Insurance companies are increasing their scrutiny of company boards and adherence to disclosure requirements to weed out bad risks, says broker Aon Australia.
This comes as insurers providing liability cover to directors and officers have raised premiums by as much as 300% following a sharp rise in the number of share price-related class actions launched against Australian companies, reported The Australian Financial Review.
Mr Eden Fletcher, director of the financial services group at Aon Risk Solutions, said: "We're spending a lot of time having one-on-one meetings with clients and insurers around really allowing insurers to interrogate the corporate governed and how this is all managed internally."
"There is a strong focus at the moment around relationships with the regulators. We are seeing a lot of activity there. [And] particularly in large, complex organisations, if something goes wrong, how does that get reported to the board? How does the board then make a decision around whether they notify the market or not?"
He said that generally, where there has been a long-term relationship, most insurers are trying to support clients, regardless of how they are looking.
Industry experts told The Australian Financial Review that class actions, often related to alleged failures to meet continuous disclosure obligations, had tripled in the past five years, pushing up directors and officer insurance premiums.
For instance, QBE last month agreed to pay A$132.5 million (US$105 million) to settle a class action suit lodged in 2015 by shareholders angry about a fall in the company's share price in 2013 because of a profit downgrade. It is understood the settlement will be covered by the insurer's own insurance and provisions.
Mr Fletcher said the D&O market has not hardened to the point where companies were unable to get cover.

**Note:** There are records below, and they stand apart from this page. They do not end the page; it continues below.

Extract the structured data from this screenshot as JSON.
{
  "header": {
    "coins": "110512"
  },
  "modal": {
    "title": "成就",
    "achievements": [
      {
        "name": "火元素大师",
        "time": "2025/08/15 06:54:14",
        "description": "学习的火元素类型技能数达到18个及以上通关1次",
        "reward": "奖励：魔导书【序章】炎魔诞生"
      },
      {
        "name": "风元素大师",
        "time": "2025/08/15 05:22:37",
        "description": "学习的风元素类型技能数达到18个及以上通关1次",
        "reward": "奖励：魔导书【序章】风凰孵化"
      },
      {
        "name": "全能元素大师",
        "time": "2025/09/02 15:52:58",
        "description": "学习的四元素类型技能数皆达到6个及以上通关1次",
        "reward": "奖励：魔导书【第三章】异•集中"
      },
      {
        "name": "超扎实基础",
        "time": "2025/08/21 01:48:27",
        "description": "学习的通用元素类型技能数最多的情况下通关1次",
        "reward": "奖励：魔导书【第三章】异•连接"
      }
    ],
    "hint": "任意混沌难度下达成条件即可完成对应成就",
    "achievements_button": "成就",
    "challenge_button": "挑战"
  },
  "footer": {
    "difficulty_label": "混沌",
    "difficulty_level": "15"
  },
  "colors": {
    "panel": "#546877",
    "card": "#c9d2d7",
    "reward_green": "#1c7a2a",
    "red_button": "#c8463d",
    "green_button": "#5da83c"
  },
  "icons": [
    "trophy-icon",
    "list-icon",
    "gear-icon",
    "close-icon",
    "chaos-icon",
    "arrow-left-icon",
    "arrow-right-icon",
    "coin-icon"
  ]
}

"It's fair to say that globally capacity is available; so while we are seeing a bit of retraction in appetite from insurers there's certainly an ability to obtain cover. And on that basis we don't really categorise it as being a hard market," he said.